Bereavement, Grief, healing, Well-being, wellness

Embracing the Broken

One of my newer mantras I’ve given space to inside my head recently is “allow yourself to be a work in progress”. The cracks and broken pieces of our lives are what actually shape us; often much more so than the smooth sailing or times when we are effectively coasting on autopilot.

If we stop to consider the spaces of our lives where we have built up resilience, authenticity, kindness and bravery, it’s during our hard fought battles of being our most imperfect and messy selves. Those are the “lessons” that life gifts us once we’ve weathered the storm and made it to the other side of our anger, grief, loneliness and despair.

One of my favorite quotes says that “the butterfly is only beautiful because the caterpillar is brave” and I can’t help but think of the bravery needed to go within to those dark spaces (cocoon) inside of our own hearts and minds to heal all that we have weathered and all that we still carry.

Another favorite quote: “nothing ever goes away until it has taught us what we need to know” by Pema Chodron, helps to remind us that until we learn and heal what our life is trying to teach us, we will keep reliving and repeating our same old and overdone mistakes and missteps. As a perfectly imperfect person, (that’s trying very hard to be the brave caterpillar), I long to learn the lessons and get to the part where I’m a beautiful butterfly full of wisdom, insight and peace. But, the part of me that is all too often ever so very human, proves once again that I’m stubborn and probably not paying enough attention in this class called life.

The journey will only take us so far. Pay attention to & embrace the lessons along the way.

💜- Danielle

Bereavement, Grief, healing, Well-being, wellness

Who’s Helping the Helpers?

This has become a frequent & recurring question I’ve been asking myself and others since 2020. And the answer I’ve come to is troubling to say the least.

Not enough human beings are in the habit of helping the helpers or healing the healers or listening to the listeners.

And goodness, WE ARE IN NEED.

Especially those of us who are working in any form of the healthcare industry.

Having recently left a corporate hospice job, where my role was to support grieving and bereaved families during and after the death and dying process of a loved one, I learned my own personal hard lesson. Those of us working day in and day out (night times, weekends and holidays, too) to provide care and support to those suffering with disease and illness & are nearing the end of life, are not often afforded that same grace or dignity when it’s OUR hearts breaking from our own life losses, diseases and struggle. We represent a small cog in the machinery of a corporate money making entity that is soulless.

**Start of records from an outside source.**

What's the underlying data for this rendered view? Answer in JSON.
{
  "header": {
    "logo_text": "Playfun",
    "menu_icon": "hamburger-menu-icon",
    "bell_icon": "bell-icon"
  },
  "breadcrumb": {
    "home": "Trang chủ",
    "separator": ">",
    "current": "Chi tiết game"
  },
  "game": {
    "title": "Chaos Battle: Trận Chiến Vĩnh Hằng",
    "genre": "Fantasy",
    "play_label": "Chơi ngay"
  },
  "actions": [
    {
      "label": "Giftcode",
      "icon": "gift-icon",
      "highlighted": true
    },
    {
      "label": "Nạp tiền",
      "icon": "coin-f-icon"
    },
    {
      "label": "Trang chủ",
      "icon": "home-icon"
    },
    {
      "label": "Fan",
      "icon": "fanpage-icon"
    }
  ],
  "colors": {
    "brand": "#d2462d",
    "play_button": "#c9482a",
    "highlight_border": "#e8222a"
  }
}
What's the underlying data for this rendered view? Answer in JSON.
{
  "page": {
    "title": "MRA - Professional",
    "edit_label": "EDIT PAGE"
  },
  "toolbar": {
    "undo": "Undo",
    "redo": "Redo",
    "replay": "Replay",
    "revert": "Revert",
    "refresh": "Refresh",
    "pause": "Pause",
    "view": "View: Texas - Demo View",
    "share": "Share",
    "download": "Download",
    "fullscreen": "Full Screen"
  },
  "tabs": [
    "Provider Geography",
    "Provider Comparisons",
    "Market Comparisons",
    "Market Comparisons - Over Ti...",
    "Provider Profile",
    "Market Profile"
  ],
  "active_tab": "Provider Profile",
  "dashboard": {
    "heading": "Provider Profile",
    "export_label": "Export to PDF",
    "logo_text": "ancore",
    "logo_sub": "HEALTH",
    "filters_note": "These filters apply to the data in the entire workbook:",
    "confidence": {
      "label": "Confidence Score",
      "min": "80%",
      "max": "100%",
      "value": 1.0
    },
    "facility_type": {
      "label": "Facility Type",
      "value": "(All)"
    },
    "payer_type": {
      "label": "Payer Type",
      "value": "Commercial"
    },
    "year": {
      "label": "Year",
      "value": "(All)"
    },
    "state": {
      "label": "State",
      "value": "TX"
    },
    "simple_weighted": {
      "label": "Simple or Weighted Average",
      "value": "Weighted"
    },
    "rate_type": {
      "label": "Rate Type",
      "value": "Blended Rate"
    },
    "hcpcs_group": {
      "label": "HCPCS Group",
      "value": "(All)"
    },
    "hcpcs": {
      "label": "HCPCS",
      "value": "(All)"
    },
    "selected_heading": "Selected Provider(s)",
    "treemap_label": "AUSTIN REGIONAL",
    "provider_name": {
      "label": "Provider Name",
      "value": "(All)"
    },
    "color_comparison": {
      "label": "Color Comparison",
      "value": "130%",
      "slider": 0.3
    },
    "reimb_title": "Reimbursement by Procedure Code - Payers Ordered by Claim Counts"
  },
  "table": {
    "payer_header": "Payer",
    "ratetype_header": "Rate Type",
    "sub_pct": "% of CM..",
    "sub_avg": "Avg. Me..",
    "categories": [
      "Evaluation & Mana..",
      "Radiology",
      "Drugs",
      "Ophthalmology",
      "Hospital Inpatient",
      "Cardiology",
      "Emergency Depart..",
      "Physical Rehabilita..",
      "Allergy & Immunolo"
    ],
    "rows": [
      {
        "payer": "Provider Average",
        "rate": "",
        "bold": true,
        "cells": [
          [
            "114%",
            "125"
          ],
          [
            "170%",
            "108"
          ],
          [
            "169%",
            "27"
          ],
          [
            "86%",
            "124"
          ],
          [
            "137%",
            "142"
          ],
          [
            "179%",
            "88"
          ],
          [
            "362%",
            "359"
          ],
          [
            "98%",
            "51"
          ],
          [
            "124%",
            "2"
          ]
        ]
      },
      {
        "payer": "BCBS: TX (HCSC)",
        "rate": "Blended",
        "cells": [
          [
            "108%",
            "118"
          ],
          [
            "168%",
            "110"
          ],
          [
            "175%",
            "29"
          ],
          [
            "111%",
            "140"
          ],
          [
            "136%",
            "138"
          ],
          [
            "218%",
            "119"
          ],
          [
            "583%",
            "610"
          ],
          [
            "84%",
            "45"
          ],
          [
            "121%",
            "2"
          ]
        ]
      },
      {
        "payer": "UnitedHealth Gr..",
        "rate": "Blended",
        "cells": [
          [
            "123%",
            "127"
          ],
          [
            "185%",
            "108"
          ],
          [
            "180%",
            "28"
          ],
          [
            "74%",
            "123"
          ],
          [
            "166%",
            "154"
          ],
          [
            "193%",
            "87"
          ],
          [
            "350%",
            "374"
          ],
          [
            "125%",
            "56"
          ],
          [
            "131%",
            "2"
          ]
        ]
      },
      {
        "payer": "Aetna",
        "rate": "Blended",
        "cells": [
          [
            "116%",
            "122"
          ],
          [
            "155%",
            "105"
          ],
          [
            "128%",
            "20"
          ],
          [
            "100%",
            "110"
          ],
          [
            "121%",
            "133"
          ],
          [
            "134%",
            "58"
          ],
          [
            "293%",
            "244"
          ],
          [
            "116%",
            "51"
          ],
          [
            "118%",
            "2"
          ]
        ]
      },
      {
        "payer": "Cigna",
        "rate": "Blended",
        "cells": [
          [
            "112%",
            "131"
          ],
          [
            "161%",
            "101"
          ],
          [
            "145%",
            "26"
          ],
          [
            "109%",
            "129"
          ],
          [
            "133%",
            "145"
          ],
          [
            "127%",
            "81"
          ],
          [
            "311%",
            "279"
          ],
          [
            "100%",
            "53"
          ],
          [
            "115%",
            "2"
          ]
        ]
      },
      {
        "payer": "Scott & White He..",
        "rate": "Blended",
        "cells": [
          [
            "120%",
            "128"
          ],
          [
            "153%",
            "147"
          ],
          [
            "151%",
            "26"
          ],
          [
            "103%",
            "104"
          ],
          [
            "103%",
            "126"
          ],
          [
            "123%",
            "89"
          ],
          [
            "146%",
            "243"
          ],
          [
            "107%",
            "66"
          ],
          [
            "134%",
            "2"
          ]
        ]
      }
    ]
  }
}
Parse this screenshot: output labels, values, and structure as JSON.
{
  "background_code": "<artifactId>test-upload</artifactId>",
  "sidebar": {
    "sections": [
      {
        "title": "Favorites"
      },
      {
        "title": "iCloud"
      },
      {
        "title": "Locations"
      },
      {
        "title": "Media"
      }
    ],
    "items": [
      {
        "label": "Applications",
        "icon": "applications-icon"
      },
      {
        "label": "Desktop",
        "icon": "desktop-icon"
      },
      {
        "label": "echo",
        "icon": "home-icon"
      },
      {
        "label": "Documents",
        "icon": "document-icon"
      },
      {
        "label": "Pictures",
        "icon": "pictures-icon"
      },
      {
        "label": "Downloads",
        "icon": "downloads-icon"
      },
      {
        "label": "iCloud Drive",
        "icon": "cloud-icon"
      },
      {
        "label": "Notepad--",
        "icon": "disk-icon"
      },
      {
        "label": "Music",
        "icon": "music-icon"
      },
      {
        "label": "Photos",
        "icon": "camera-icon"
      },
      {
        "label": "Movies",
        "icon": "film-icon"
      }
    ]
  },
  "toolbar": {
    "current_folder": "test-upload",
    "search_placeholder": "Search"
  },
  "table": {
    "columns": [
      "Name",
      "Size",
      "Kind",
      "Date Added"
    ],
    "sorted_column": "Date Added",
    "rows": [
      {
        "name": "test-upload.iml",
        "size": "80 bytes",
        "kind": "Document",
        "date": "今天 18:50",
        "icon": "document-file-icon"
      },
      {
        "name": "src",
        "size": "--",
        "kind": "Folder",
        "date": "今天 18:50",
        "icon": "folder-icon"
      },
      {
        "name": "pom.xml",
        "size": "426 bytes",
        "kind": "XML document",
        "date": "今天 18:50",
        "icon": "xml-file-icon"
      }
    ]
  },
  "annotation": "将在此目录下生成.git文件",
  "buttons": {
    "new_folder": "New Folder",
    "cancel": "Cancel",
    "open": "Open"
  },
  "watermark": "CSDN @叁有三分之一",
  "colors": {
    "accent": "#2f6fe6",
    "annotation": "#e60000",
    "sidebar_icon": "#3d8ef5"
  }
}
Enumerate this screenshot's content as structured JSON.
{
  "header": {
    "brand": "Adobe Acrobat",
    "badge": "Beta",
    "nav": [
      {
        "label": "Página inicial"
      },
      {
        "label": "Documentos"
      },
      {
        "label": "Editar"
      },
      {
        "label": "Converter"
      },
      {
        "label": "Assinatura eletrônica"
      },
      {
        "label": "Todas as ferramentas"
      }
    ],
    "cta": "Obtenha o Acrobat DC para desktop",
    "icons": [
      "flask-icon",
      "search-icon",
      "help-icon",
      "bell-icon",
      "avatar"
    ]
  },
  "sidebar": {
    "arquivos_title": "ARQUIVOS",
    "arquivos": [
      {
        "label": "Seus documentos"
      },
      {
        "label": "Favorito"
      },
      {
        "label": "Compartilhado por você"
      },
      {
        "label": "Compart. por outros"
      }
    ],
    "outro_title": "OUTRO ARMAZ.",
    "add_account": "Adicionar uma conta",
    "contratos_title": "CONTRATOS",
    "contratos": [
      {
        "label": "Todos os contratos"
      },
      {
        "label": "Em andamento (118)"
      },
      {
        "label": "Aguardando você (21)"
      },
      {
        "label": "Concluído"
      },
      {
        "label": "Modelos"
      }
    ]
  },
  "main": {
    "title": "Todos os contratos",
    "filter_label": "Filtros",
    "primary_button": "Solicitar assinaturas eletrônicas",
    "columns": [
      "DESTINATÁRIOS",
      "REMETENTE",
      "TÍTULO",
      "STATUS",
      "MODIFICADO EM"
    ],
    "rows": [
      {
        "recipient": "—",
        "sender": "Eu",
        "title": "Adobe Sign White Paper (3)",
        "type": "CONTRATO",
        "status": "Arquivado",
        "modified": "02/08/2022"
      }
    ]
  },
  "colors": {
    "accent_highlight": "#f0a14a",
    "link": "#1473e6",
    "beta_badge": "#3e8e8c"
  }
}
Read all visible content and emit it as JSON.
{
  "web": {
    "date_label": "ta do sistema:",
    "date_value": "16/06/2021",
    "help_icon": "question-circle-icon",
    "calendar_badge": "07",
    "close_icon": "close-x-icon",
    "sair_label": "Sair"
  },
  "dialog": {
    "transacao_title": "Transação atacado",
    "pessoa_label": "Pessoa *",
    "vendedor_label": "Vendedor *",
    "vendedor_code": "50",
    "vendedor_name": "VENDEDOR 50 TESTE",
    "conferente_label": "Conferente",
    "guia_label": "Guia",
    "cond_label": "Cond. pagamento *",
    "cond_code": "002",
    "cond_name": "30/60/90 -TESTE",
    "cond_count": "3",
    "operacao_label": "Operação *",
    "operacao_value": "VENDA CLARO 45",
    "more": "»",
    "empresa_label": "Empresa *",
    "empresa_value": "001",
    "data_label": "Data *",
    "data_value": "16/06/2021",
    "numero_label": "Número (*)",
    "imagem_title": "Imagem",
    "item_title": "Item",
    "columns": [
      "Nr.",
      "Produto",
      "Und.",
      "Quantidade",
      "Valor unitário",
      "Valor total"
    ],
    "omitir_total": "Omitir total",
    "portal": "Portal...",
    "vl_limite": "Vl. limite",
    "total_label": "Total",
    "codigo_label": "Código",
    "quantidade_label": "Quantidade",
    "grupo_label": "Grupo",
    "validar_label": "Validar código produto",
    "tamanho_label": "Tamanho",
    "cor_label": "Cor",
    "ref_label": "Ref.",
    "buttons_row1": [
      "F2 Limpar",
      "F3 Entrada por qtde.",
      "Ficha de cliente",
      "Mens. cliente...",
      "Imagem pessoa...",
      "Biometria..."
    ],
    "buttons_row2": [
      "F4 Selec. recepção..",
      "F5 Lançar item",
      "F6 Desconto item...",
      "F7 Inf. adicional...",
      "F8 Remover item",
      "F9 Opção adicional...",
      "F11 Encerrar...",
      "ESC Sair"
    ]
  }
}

We are the front lines to bear witness and hold space for others while our own humanity is ignored and not effectively supported so that we can continue to share our gifts with the world and thrive in our own right. If and when we create healthy and much needed boundaries to preserve our own wellness, we are bullied or reprimanded by our superiors and are pressured to leave our positions altogether without actively SOLVING the problems or expected to simply “suck it up” and keep things moving. And those same supervisors telling you to “suck it up” are also the people taking 4 times a year tropical vacations and sit behind a desk and aren’t exposed to the mess and agony of the human experience every single day. Because WE (those with souls and goodness) are replaceable while those who lack basic human decency are in short supply? And here I thought that was the point of evolution? Clearly I missed a chapter.

Make no mistake for those who are as naive as I was so many decades ago: healthcare is first and foremost, according to corporate America, a BUSINESS. Money, money, money and those of us who chose this profession, for the most part, want to love/heal/support our fellow humans as our chosen profession – not meet quotas based on selling services and care to families suffering in some form or another. Our healthcare system is literally and legitimately profiting from other’s pain, disease or demise.

How is this ok?

To say there’s a disconnect is an understatement.

Additionally, frontline healthcare workers have weathered and endured and done the hard and heavy lifting through the ugliest parts of a global pandemic – for nearly 3 years and still counting. To say we are tired is an understatement. Burnout and compassion fatigue aren’t strong enough words to support the actual trauma we have witnessed and held space for.

So, who’s helping the helpers?

To be continued…..